Finally got Arch Linux running on Raspberry Pi the way it should. Initially I thought of keeping the first Pi (yes, there’s one more coming) under CLI only, running as a NAS/file server. After a few times around with Samba setup, SSH’ing from Fedora main box, I’ve given in to a more or less full DE. Enter OpenBox for window manager and desktop environment, ROX for file manager, and Midori for web browser. As you can see, name of the game is keeping things light.
As it is now, the Pi boots in ~20 sec, and with ‘startx’ I have OB running in about 4, so overall pretty snappy. I have a 22″ monitor hooked up via HDMI, and screen resolution is set from boot to 1080p. Keyboard and mouse are working fine via wireless USB dongle. But, as it has been mentioned time and again, the Pi is not for everyday use. Even Midori, as lightweight of a browser it is (I’ve yet to try ultralights like UZBL browser), loading times are a bit sluggish. Not at unacceptable/unusable levels by any means, but the Pi won’t be replacing any of the everyday machines I use. So far I’ve had the Pi run only 3-4 hrs at a time, and only thing I’ve discovered is it gets luke warm. That’s it. So box it in, leave it in the corner, it won’t complain.

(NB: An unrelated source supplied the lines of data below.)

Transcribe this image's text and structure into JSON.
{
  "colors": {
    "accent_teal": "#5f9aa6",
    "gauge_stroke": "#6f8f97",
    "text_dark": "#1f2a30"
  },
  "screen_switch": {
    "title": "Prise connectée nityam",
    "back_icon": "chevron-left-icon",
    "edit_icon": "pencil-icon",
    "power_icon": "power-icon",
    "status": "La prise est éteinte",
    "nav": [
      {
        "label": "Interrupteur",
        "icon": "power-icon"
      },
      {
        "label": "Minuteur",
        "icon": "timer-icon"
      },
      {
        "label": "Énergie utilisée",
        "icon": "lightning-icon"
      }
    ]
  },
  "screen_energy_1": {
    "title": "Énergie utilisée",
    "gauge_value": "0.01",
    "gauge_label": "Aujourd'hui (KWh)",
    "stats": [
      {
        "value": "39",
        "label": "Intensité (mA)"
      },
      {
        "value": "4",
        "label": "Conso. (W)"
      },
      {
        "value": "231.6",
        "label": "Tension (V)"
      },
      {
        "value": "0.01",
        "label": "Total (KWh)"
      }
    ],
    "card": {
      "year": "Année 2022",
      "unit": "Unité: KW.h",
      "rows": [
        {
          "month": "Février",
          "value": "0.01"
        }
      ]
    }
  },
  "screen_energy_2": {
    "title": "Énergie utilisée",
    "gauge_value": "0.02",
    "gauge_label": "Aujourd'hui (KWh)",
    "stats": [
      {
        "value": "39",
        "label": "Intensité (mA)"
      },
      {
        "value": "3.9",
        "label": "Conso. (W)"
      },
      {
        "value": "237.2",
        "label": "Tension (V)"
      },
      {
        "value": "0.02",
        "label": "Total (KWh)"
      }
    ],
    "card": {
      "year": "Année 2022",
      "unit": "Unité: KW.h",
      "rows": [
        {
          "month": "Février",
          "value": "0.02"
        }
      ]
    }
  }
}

And what’s also great, and the real purpose of the Pi, it’s so simple, humming (ok, so it is completely silent…) away alone, separated from the rest of the household gadgetry. Screw up something royally, and at worst, all you’ve done is maybe force yourself to another ‘sudo dd if=…’. So it really is a perfect Linux learning tool.
Plan for Pi numero deux is to run Debian Squeeze on it, with all the pre-loaded learning tools (Scratch etc.), and to have my 6+ year-old get her Girl Geek on. She’s probably a little too young for real coding yet — read: Dad will have no farking clue what to do — but maybe we’ll have a couple of productive Scratch sessions and get a simple Pac Man game going.
So all in all, the Pi is, and I’m quoting one Charlie Sheen: “Winning!”